Ambassador Oliver for having spoken to the Egyptian Ambassador. He
said that he hoped this would slow down or end Egyptian pressure on
other states to support Mr. Hosni. He mentioned that the Egyptians
were methodically getting support for Mr. Hosni from UNESCO's member
states. In addition to the statement by the Arab foreign ministers,
he reminded Ambassador Oliver that the Egyptians have already
obtained support for Mr. Hosni from the African Ministers of Culture.
He said that he expected that they would try to get the African
heads of state to endorse Mr. Hosni at the African Union meeting in
mid-January, after which they would go after the IOC states and the
G77 states. When Ambassador Oliver asked whether he thought that the
Egyptians would continue to move ahead with Mr. Hosni in the face of
U.S. opposition, he said that he thought it was possible. He added
that he thought that in the event the U.S. refused to pay their dues,
that the Saudis or some other rich Arab state could easily make up
the difference.

6. (C)Ambassador Oliver also met with UNESCO Ambassador Catherine
Colonna of France. Ambassador Colonna complimented the U.S. for
having made its position known to the Egyptian Ambassador, as she
thought it would have been a big mistake to have waited and allowed
the Egyptians to have time to get more endorsements for their
candidate. She said that France also had serious problems with Mr.
Hosni, and that they had deliberately not endorsed the Egyptian
candidacy, despite the informal remarks made by Present Sarkozy one
year ago. Since France is UNESCO's host country, the French support
is very important to the Egyptians. Ambassador Colonna disagreed
with the Hungarian Ambassador, and said that she thought that the
lack of U.S. support might make the Egyptians change their mind about
Mr. Hosni.

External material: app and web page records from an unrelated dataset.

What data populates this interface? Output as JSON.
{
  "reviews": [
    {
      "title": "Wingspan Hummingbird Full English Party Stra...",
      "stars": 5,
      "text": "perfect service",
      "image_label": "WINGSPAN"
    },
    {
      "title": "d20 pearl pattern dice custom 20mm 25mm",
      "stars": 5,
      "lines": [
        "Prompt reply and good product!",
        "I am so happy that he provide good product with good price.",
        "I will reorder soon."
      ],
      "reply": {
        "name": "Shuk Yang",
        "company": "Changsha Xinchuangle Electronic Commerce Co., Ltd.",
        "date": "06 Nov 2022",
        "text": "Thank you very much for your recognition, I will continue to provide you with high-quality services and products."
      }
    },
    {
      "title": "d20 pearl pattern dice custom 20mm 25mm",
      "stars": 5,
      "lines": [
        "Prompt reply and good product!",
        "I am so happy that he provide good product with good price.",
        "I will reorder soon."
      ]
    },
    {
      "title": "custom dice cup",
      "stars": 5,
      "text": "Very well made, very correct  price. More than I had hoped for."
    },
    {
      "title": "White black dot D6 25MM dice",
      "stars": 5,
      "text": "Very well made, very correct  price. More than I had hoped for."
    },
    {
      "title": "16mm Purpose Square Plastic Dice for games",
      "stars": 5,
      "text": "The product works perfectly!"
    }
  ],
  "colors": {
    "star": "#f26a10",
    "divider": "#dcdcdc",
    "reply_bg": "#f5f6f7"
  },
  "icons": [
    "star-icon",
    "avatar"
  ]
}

7. (C)Ambassador Oliver also talked with Ambassador Petr Janyska, the
Ambassador of the Czech Republic to UNESCO, concerning the Director
General race. The Czech Ambassador said he had grave concerns about
Mr. Hosni and that we needed to find some way to stop his candidacy.
Ambassador Oliver agreed to meet with the Czech Ambassador to talk
about this issue, but decided not to tell him of her conversation
with the Egyptian Ambassador at this time, as she felt that it was
necessary to keep this information confined to a small group so that
it would be easier for the Egyptians to withdraw their candidate if
they decide to do so, as they will not want to do that if it is
perceived that they did so as a result of U.S. pressure.

8. (C) Comment: Having had all these conversations at UNESCO, and in
view of the fact that all these conversations have been reported by
the Ambassadors to their respective capitals, it is vital that the
U.S. reinforce this message in Cairo. Each of the Ambassadors that
Ambassador Oliver spoke to agreed that the U.S. position should stay
confidential for the moment since Mr. Hosni is not yet an official
candidate, in the hope that Egypt will decide to find some
face-saving way to end the Hosni candidacy. If instead Egypt
continues to promote Mr. Hosni's candidacy, it was agreed that the
U.S. position would be "leaked" throughout UNESCO, so that other
countries would understand that Egypt had not sewn up the Director
General race. It was agreed that should be done in order to
encourage other high-level candidates to enter the race, something
that at the moment countries are reluctant to do. If no other
candidates enter the race, UNESCO's member states will have to choose
between Mr. Hosni and the Ambassadors of Bulgaria and Lithuania to
UNESCO. Many other countries, including several of the Arab
countries have expressed great concern about Mr. Hosni's candidacy,
but are too nervous to defy Egypt. It is clear that many of UNESCO's
member states would be very relieved to see Mr. Hosni's candidacy